• WORK INSTRUCTION:
Return the data exactly, with all pictures removed.

/---

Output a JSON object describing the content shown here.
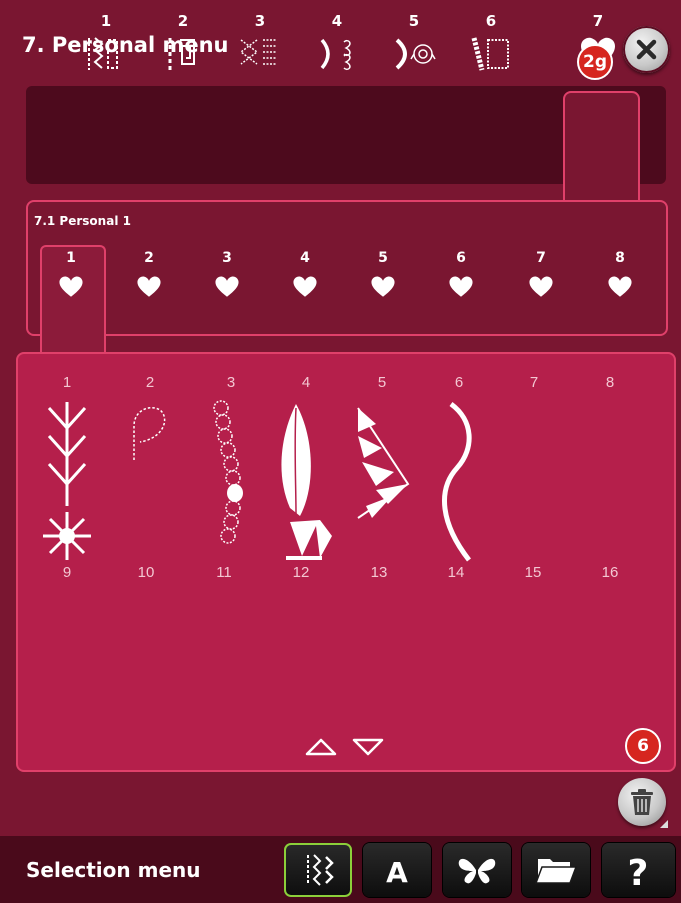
{
  "header": {
    "title": "7. Personal menu",
    "close_icon": "close-icon"
  },
  "callouts": {
    "tab_callout": "2g",
    "trash_callout": "6"
  },
  "categories": [
    {
      "number": "1",
      "icon": "utility-stitch-icon"
    },
    {
      "number": "2",
      "icon": "quilt-stitch-icon"
    },
    {
      "number": "3",
      "icon": "heirloom-stitch-icon"
    },
    {
      "number": "4",
      "icon": "decorative-stitch-icon"
    },
    {
      "number": "5",
      "icon": "floral-stitch-icon"
    },
    {
      "number": "6",
      "icon": "border-stitch-icon"
    },
    {
      "number": "7",
      "icon": "heart-icon",
      "selected": true
    }
  ],
  "subcategory": {
    "label": "7.1 Personal 1",
    "tabs": [
      {
        "number": "1",
        "icon": "heart-icon",
        "selected": true
      },
      {
        "number": "2",
        "icon": "heart-icon"
      },
      {
        "number": "3",
        "icon": "heart-icon"
      },
      {
        "number": "4",
        "icon": "heart-icon"
      },
      {
        "number": "5",
        "icon": "heart-icon"
      },
      {
        "number": "6",
        "icon": "heart-icon"
      },
      {
        "number": "7",
        "icon": "heart-icon"
      },
      {
        "number": "8",
        "icon": "heart-icon"
      }
    ]
  },
  "stitches": {
    "row1": [
      "1",
      "2",
      "3",
      "4",
      "5",
      "6",
      "7",
      "8"
    ],
    "row2": [
      "9",
      "10",
      "11",
      "12",
      "13",
      "14",
      "15",
      "16"
    ],
    "filled": [
      "1",
      "2",
      "3",
      "4",
      "5",
      "6"
    ]
  },
  "toolbar": {
    "label": "Selection menu",
    "buttons": [
      {
        "icon": "stitch-menu-icon",
        "selected": true
      },
      {
        "icon": "font-icon",
        "glyph": "A"
      },
      {
        "icon": "butterfly-icon"
      },
      {
        "icon": "folder-icon"
      },
      {
        "icon": "help-icon",
        "glyph": "?"
      }
    ]
  },
  "colors": {
    "background": "#7a1631",
    "panel": "#b51f4b",
    "highlight": "#e0406a",
    "callout": "#d6261f"
  }
}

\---

• EXERCISE OUTPUT:
Output a JSON object describing the content shown here.
{
  "header": {
    "title": "7. Personal menu",
    "close_icon": "close-icon"
  },
  "callouts": {
    "tab_callout": "2g",
    "trash_callout": "6"
  },
  "categories": [
    {
      "number": "1",
      "icon": "utility-stitch-icon"
    },
    {
      "number": "2",
      "icon": "quilt-stitch-icon"
    },
    {
      "number": "3",
      "icon": "heirloom-stitch-icon"
    },
    {
      "number": "4",
      "icon": "decorative-stitch-icon"
    },
    {
      "number": "5",
      "icon": "floral-stitch-icon"
    },
    {
      "number": "6",
      "icon": "border-stitch-icon"
    },
    {
      "number": "7",
      "icon": "heart-icon",
      "selected": true
    }
  ],
  "subcategory": {
    "label": "7.1 Personal 1",
    "tabs": [
      {
        "number": "1",
        "icon": "heart-icon",
        "selected": true
      },
      {
        "number": "2",
        "icon": "heart-icon"
      },
      {
        "number": "3",
        "icon": "heart-icon"
      },
      {
        "number": "4",
        "icon": "heart-icon"
      },
      {
        "number": "5",
        "icon": "heart-icon"
      },
      {
        "number": "6",
        "icon": "heart-icon"
      },
      {
        "number": "7",
        "icon": "heart-icon"
      },
      {
        "number": "8",
        "icon": "heart-icon"
      }
    ]
  },
  "stitches": {
    "row1": [
      "1",
      "2",
      "3",
      "4",
      "5",
      "6",
      "7",
      "8"
    ],
    "row2": [
      "9",
      "10",
      "11",
      "12",
      "13",
      "14",
      "15",
      "16"
    ],
    "filled": [
      "1",
      "2",
      "3",
      "4",
      "5",
      "6"
    ]
  },
  "toolbar": {
    "label": "Selection menu",
    "buttons": [
      {
        "icon": "stitch-menu-icon",
        "selected": true
      },
      {
        "icon": "font-icon",
        "glyph": "A"
      },
      {
        "icon": "butterfly-icon"
      },
      {
        "icon": "folder-icon"
      },
      {
        "icon": "help-icon",
        "glyph": "?"
      }
    ]
  },
  "colors": {
    "background": "#7a1631",
    "panel": "#b51f4b",
    "highlight": "#e0406a",
    "callout": "#d6261f"
  }
}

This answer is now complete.